- Written by Kevin Cleveland
Employers will need to be even more careful this year than in the past to guarantee compliance with all labor laws as enforcement agencies and plaintiffs’ attorneys are expected to be even more aggressive in filing class actions under the Fair Labor Standards Act (“FLSA”). A recent report by Syracuse University indicates that following a record setting 2015 for FLSA wage-and-hour lawsuits filed in federal courts with almost 9,000 filings, 2016 is expected to be even worse, becoming the third straight year to see a rise in FLSA lawsuits and continuing the steady upward trend over the last fifteen years. In fact, since 2000, FLSA filings in federal court have increased by over 450%.

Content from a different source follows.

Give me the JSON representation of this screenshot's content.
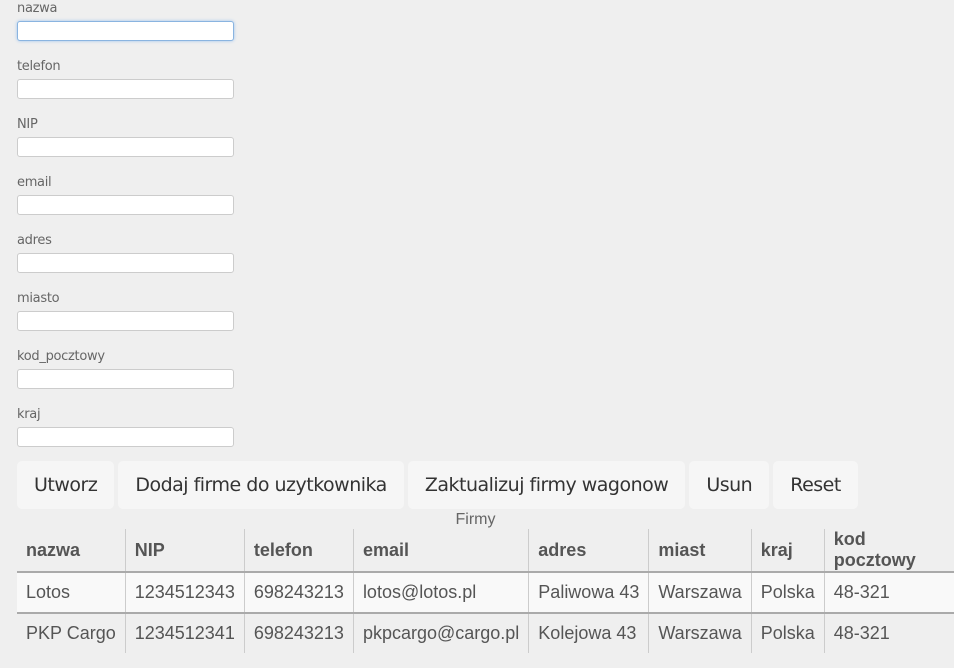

It should come as no surprise that FLSA lawsuits are on the rise given minimum-wage increases in many states and municipalities, increasing scrutiny on worker classification, increased scrutiny on wage statements, an increased use of the dual employment doctrine, and a greater emphasis being paid to how and when employees are paid. In California the passage of AB-1513, the raise in the minimum wage that took effect at the beginning of the year, the passage of multiple other employee-friendly regulations and laws in recent months, and the growing involvement of both federal and state agencies in prosecuting cases involving wage and hour violations all but guarantees that there will also be an increase of wage and hour class action and Private Attorney General Act lawsuits in 2016.
Union Civil War – UFW Replaces UFCW In Ventura County – May Have Government Sponsored Health Plan to Thank
- Written by Michael C. Saqui
The United Farm Workers (“UFW”) recently won an election to replace the United Food and Commercial Workers Union (“UFCW”) at a group of growers and nurseries in Oxnard. The UFW beat out the UFCW and “no union” options by a handy 25% margin. Hiji Bros. Inc., Seaview Growers, Inc., and Ventura County Nursery will now have to bargain with the UFW. Some have speculated that recent legislative activity and the UFW’s now taxpayer-subsidized health plan may have played a role in the recent union victory. This is just the first of many battles between these two unions which are expected to continue throughout the summer.
In October of 2015, California Governor Jerry Brown signed SB 145, which subsidizes the UFW’s Robert F. Kennedy Farm Worker Health Plan to the tune of $3 million per year for California taxpayers. The health plan, a trust created 46 years ago, provides medical coverage for over 13,000 farmworker families every year. Unfortunately for the health plan, the Affordable Care Act required the health plan to provide expanded healthcare coverage, which the UFW could not support without purchasing additional stop-gap insurance for any excessive claims which its cash reserves and member contributions could not cover. The funding secured by the bill allows the UFW to purchase that insurance.